A rigid strap 48 overlies each slot 47. Each strap has an inner end 49 adapted to project into the recess 46. A bolt hole 49a is provided through each end 49.
A pair of bolts 50 extend through each slot 47 and through internally threaded tapped holes 52 in the strap 48. A washer bar 53 freely receives the shanks of the bolts and overlies the slot 47 on the front face of the plate 42. The two bolts for each strap 48 prevent rotation of the straps and hold them in fixed horizontal paths along the length of the slot 47.
The brackets 29 and 35 and the plate 42 are preferably made from 1/2 inch thick case hardened steel. In a typical heavy duty adapter the brackets are about 15-20 inches long, the plate 42 may be longer to project beyond the bracket 35 to provide ample areas for elongated slots 47. In some arrangements the recesses in this plate and bracket are offset from the centers to accommodate different slot arrangements in the jack pad 11. The horizontal legs 29a and 35a of the brackets are about 3 to 5 inches wide to afford good area contact with the jack pad. The height of the leg 29b of the rear bracket is about 3 to 5 inches while the leg 35b is higher being of the order of 5-8 inches affording a good flat expanse for seating the plate 42 which may be about 8-15 inches high.
The thickness of the rear bracket affords a wide top edge margin for receiving the peripheral edge of the differential flange 15.
The plate 42 is adjusted on the leg 35b of the bracket 35 to position the straps 48 level with a pair of selected diametrically opposite bolt holes 16a of the front flange 16 of the differential 13. Then the straps are moved into the recess 46 to align the holes 49a with these diametrically opposite bolt holes. Bolts 54 inserted through the holes 49a are then threaded into the bolt holes 16a and the front end flange 16 of the differential 13 is thereupon rigidly and fixedly secured to the adapter with the periphery of the rear flange 15 seated in the arcuate cradle 30.

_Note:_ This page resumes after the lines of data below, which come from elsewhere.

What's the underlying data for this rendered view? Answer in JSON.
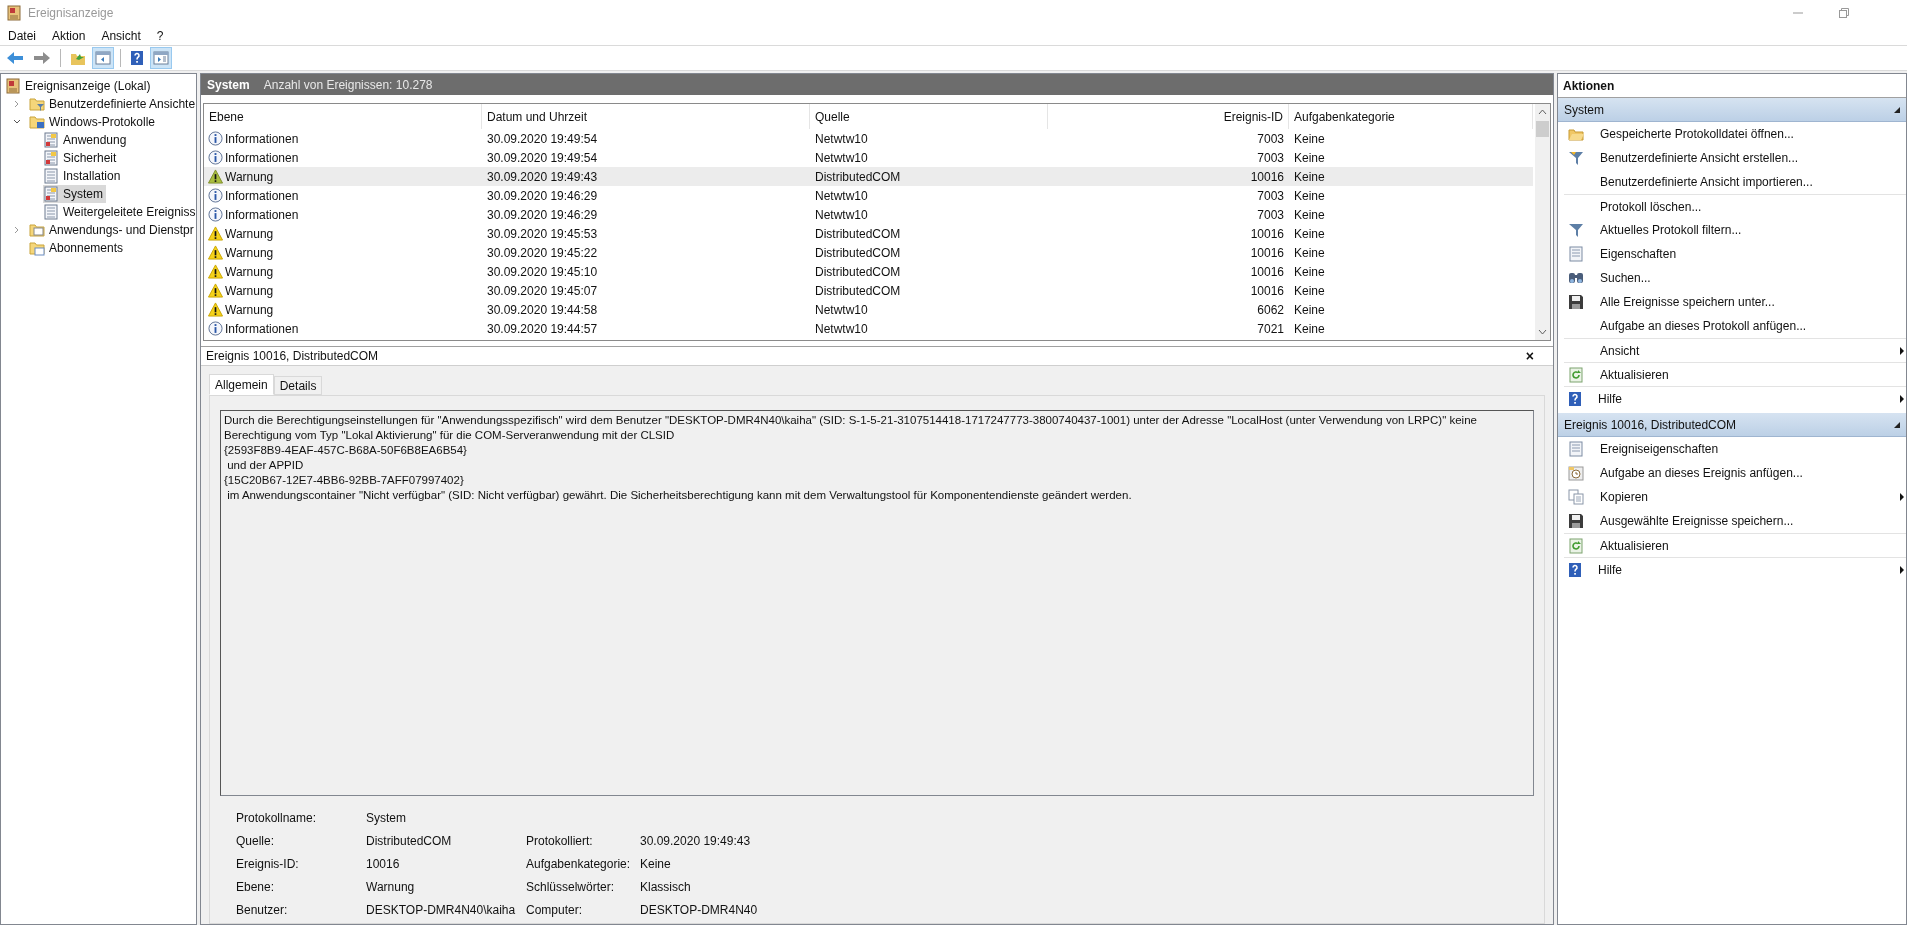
{
  "window": {
    "title": "Ereignisanzeige"
  },
  "menu": [
    "Datei",
    "Aktion",
    "Ansicht",
    "?"
  ],
  "toolbar": [
    {
      "buttons": [
        {
          "kind": "back",
          "selected": false
        },
        {
          "kind": "forward",
          "selected": false
        }
      ]
    },
    {
      "buttons": [
        {
          "kind": "up",
          "selected": false
        },
        {
          "kind": "tree-toggle",
          "selected": true
        }
      ]
    },
    {
      "buttons": [
        {
          "kind": "help",
          "selected": false
        },
        {
          "kind": "actions-toggle",
          "selected": true
        }
      ]
    }
  ],
  "tree": [
    {
      "label": "Ereignisanzeige (Lokal)",
      "kind": "app",
      "selected": false,
      "children": [
        {
          "label": "Benutzerdefinierte Ansichte",
          "kind": "folder-filter",
          "selected": false,
          "expanded": false
        },
        {
          "label": "Windows-Protokolle",
          "kind": "folder-pc",
          "selected": false,
          "expanded": true,
          "children": [
            {
              "label": "Anwendung",
              "kind": "log-marked",
              "selected": false
            },
            {
              "label": "Sicherheit",
              "kind": "log-marked",
              "selected": false
            },
            {
              "label": "Installation",
              "kind": "log",
              "selected": false
            },
            {
              "label": "System",
              "kind": "log-marked",
              "selected": true
            },
            {
              "label": "Weitergeleitete Ereigniss",
              "kind": "log",
              "selected": false
            }
          ]
        },
        {
          "label": "Anwendungs- und Dienstpr",
          "kind": "folder-doc",
          "selected": false,
          "expanded": false
        },
        {
          "label": "Abonnements",
          "kind": "folder-calendar",
          "selected": false
        }
      ]
    }
  ],
  "log_header": {
    "title": "System",
    "count": "Anzahl von Ereignissen: 10.278"
  },
  "table": {
    "columns": [
      "Ebene",
      "Datum und Uhrzeit",
      "Quelle",
      "Ereignis-ID",
      "Aufgabenkategorie"
    ],
    "rows": [
      {
        "kind": "info",
        "level": "Informationen",
        "date": "30.09.2020 19:49:54",
        "source": "Netwtw10",
        "id": "7003",
        "category": "Keine",
        "selected": false
      },
      {
        "kind": "info",
        "level": "Informationen",
        "date": "30.09.2020 19:49:54",
        "source": "Netwtw10",
        "id": "7003",
        "category": "Keine",
        "selected": false
      },
      {
        "kind": "warning",
        "level": "Warnung",
        "date": "30.09.2020 19:49:43",
        "source": "DistributedCOM",
        "id": "10016",
        "category": "Keine",
        "selected": true
      },
      {
        "kind": "info",
        "level": "Informationen",
        "date": "30.09.2020 19:46:29",
        "source": "Netwtw10",
        "id": "7003",
        "category": "Keine",
        "selected": false
      },
      {
        "kind": "info",
        "level": "Informationen",
        "date": "30.09.2020 19:46:29",
        "source": "Netwtw10",
        "id": "7003",
        "category": "Keine",
        "selected": false
      },
      {
        "kind": "warning",
        "level": "Warnung",
        "date": "30.09.2020 19:45:53",
        "source": "DistributedCOM",
        "id": "10016",
        "category": "Keine",
        "selected": false
      },
      {
        "kind": "warning",
        "level": "Warnung",
        "date": "30.09.2020 19:45:22",
        "source": "DistributedCOM",
        "id": "10016",
        "category": "Keine",
        "selected": false
      },
      {
        "kind": "warning",
        "level": "Warnung",
        "date": "30.09.2020 19:45:10",
        "source": "DistributedCOM",
        "id": "10016",
        "category": "Keine",
        "selected": false
      },
      {
        "kind": "warning",
        "level": "Warnung",
        "date": "30.09.2020 19:45:07",
        "source": "DistributedCOM",
        "id": "10016",
        "category": "Keine",
        "selected": false
      },
      {
        "kind": "warning",
        "level": "Warnung",
        "date": "30.09.2020 19:44:58",
        "source": "Netwtw10",
        "id": "6062",
        "category": "Keine",
        "selected": false
      },
      {
        "kind": "info",
        "level": "Informationen",
        "date": "30.09.2020 19:44:57",
        "source": "Netwtw10",
        "id": "7021",
        "category": "Keine",
        "selected": false
      }
    ]
  },
  "detail": {
    "title": "Ereignis 10016, DistributedCOM",
    "close": "×",
    "tabs": [
      {
        "label": "Allgemein",
        "selected": true
      },
      {
        "label": "Details",
        "selected": false
      }
    ],
    "message": "Durch die Berechtigungseinstellungen für \"Anwendungsspezifisch\" wird dem Benutzer \"DESKTOP-DMR4N40\\kaiha\" (SID: S-1-5-21-3107514418-1717247773-3800740437-1001) unter der Adresse \"LocalHost (unter Verwendung von LRPC)\" keine Berechtigung vom Typ \"Lokal Aktivierung\" für die COM-Serveranwendung mit der CLSID\n{2593F8B9-4EAF-457C-B68A-50F6B8EA6B54}\n und der APPID\n{15C20B67-12E7-4BB6-92BB-7AFF07997402}\n im Anwendungscontainer \"Nicht verfügbar\" (SID: Nicht verfügbar) gewährt. Die Sicherheitsberechtigung kann mit dem Verwaltungstool für Komponentendienste geändert werden.",
    "fields": [
      {
        "left": {
          "label": "Protokollname:",
          "value": "System"
        }
      },
      {
        "left": {
          "label": "Quelle:",
          "value": "DistributedCOM"
        },
        "right": {
          "label": "Protokolliert:",
          "value": "30.09.2020 19:49:43"
        }
      },
      {
        "left": {
          "label": "Ereignis-ID:",
          "value": "10016"
        },
        "right": {
          "label": "Aufgabenkategorie:",
          "value": "Keine"
        }
      },
      {
        "left": {
          "label": "Ebene:",
          "value": "Warnung"
        },
        "right": {
          "label": "Schlüsselwörter:",
          "value": "Klassisch"
        }
      },
      {
        "left": {
          "label": "Benutzer:",
          "value": "DESKTOP-DMR4N40\\kaiha"
        },
        "right": {
          "label": "Computer:",
          "value": "DESKTOP-DMR4N40"
        }
      }
    ]
  },
  "actions": {
    "title": "Aktionen",
    "sections": [
      {
        "title": "System",
        "expanded": true,
        "items": [
          {
            "label": "Gespeicherte Protokolldatei öffnen...",
            "kind": "folder",
            "divider": false,
            "submenu": false
          },
          {
            "label": "Benutzerdefinierte Ansicht erstellen...",
            "kind": "filter-star",
            "divider": false,
            "submenu": false
          },
          {
            "label": "Benutzerdefinierte Ansicht importieren...",
            "kind": "none",
            "divider": false,
            "submenu": false
          },
          {
            "label": "Protokoll löschen...",
            "kind": "none",
            "divider": true,
            "submenu": false
          },
          {
            "label": "Aktuelles Protokoll filtern...",
            "kind": "filter",
            "divider": false,
            "submenu": false
          },
          {
            "label": "Eigenschaften",
            "kind": "properties",
            "divider": false,
            "submenu": false
          },
          {
            "label": "Suchen...",
            "kind": "binoculars",
            "divider": false,
            "submenu": false
          },
          {
            "label": "Alle Ereignisse speichern unter...",
            "kind": "save",
            "divider": false,
            "submenu": false
          },
          {
            "label": "Aufgabe an dieses Protokoll anfügen...",
            "kind": "none",
            "divider": false,
            "submenu": false
          },
          {
            "label": "Ansicht",
            "kind": "none",
            "divider": true,
            "submenu": true
          },
          {
            "label": "Aktualisieren",
            "kind": "refresh",
            "divider": true,
            "submenu": false
          },
          {
            "label": "Hilfe",
            "kind": "help",
            "divider": true,
            "submenu": true
          }
        ]
      },
      {
        "title": "Ereignis 10016, DistributedCOM",
        "expanded": true,
        "items": [
          {
            "label": "Ereigniseigenschaften",
            "kind": "properties",
            "divider": false,
            "submenu": false
          },
          {
            "label": "Aufgabe an dieses Ereignis anfügen...",
            "kind": "task",
            "divider": false,
            "submenu": false
          },
          {
            "label": "Kopieren",
            "kind": "copy",
            "divider": false,
            "submenu": true
          },
          {
            "label": "Ausgewählte Ereignisse speichern...",
            "kind": "save",
            "divider": false,
            "submenu": false
          },
          {
            "label": "Aktualisieren",
            "kind": "refresh",
            "divider": true,
            "submenu": false
          },
          {
            "label": "Hilfe",
            "kind": "help",
            "divider": true,
            "submenu": true
          }
        ]
      }
    ]
  }
}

Bolts around the periphery of the flange 15 are removed to free the differential 13 from the rear axle 14 whereupon the jack is pulled to extract the differential from the rear axle. The jack is then lowered to clear any overlying truck structure, is pulled out from under the truck, moved to a work station and raised to a convenient height for presenting the components of the differential to a mechanic for inspection and repair. All of the repair and inspection operations are conducted while the differential remains fixedly secured to the jack and upon completion of any repair work, the jack is again lowered, moved under the truck and positioned in alignment with the rear axle so that it can be easily raised to present the bolt holes in the rear flange 15 to the bolt receiving holes in the rear axle 14. The flange is then secured to the axle, the straps are uncoupled from the front flange 16, the jack lowered and moved from under the truck body whereupon the clevis 17 is re-attached to the drive shaft and the front flange 16 is bolted in position.

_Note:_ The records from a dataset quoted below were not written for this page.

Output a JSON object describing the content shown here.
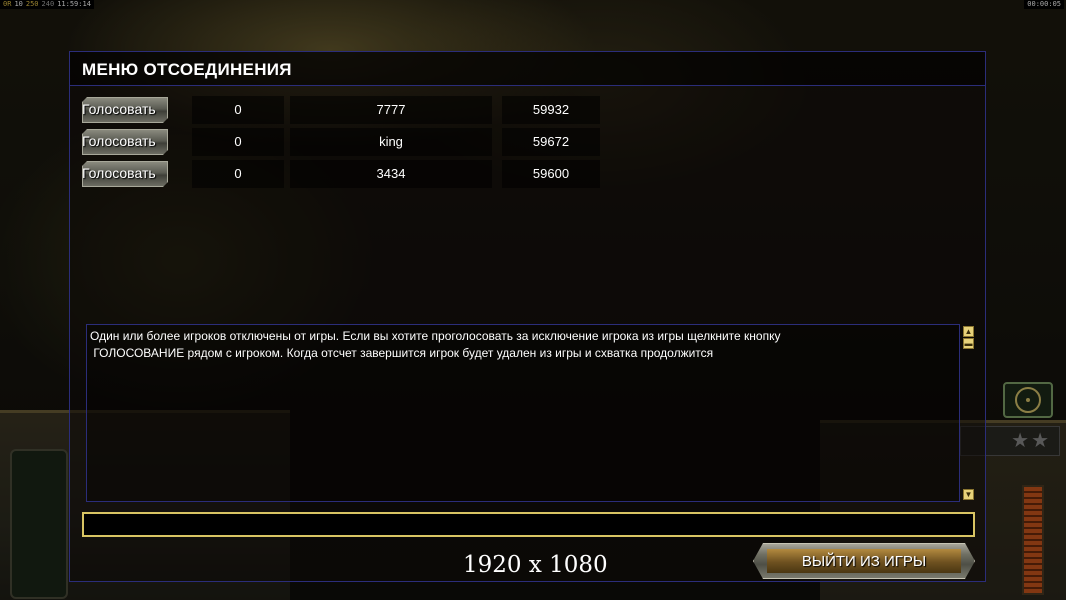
{
  "topbar": {
    "segments": [
      "0R",
      "10",
      "250",
      "240",
      "11:59:14"
    ],
    "right_timer": "00:00:05"
  },
  "hud": {
    "rank_stars": "★★"
  },
  "dialog": {
    "title": "МЕНЮ ОТСОЕДИНЕНИЯ",
    "players": [
      {
        "vote_label": "Голосовать",
        "ping": "0",
        "name": "7777",
        "time": "59932"
      },
      {
        "vote_label": "Голосовать",
        "ping": "0",
        "name": "king",
        "time": "59672"
      },
      {
        "vote_label": "Голосовать",
        "ping": "0",
        "name": "3434",
        "time": "59600"
      }
    ],
    "message_line1": "Один или более игроков отключены от игры. Если вы хотите проголосовать за исключение игрока из игры щелкните кнопку",
    "message_line2": " ГОЛОСОВАНИЕ рядом с игроком. Когда отсчет завершится игрок будет удален из игры и схватка продолжится",
    "scroll_up_icon": "arrow-up-icon",
    "scroll_down_icon": "arrow-down-icon",
    "exit_label": "ВЫЙТИ ИЗ ИГРЫ"
  },
  "overlay": {
    "resolution": "1920 x 1080"
  },
  "colors": {
    "dialog_border": "#2b2d7a",
    "input_border": "#d8c463",
    "exit_inner": "#b38a3f"
  }
}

It will be understood that the jack pad 11 is positioned by the studs 26 to any desired attitude relative to the jack plate 22 to facilitate alignment with the differential.
While the adapter 10 has been specifically described for use in cradling a differential, it is of course to be understood that it is used in a similar manner with transmissions.
From the above description, it will be understood to those skilled in this art that the adapter of this invention is easily mounted on the pad of a conventional jack, is easily and quickly adjusted into position for cradling a heavy differential or transmission and securely and stably mounts the cradled body so that it can be retracted from its mounting, moved to a repair station, held by the jack in a desired position for repair and then returned for reinstallation.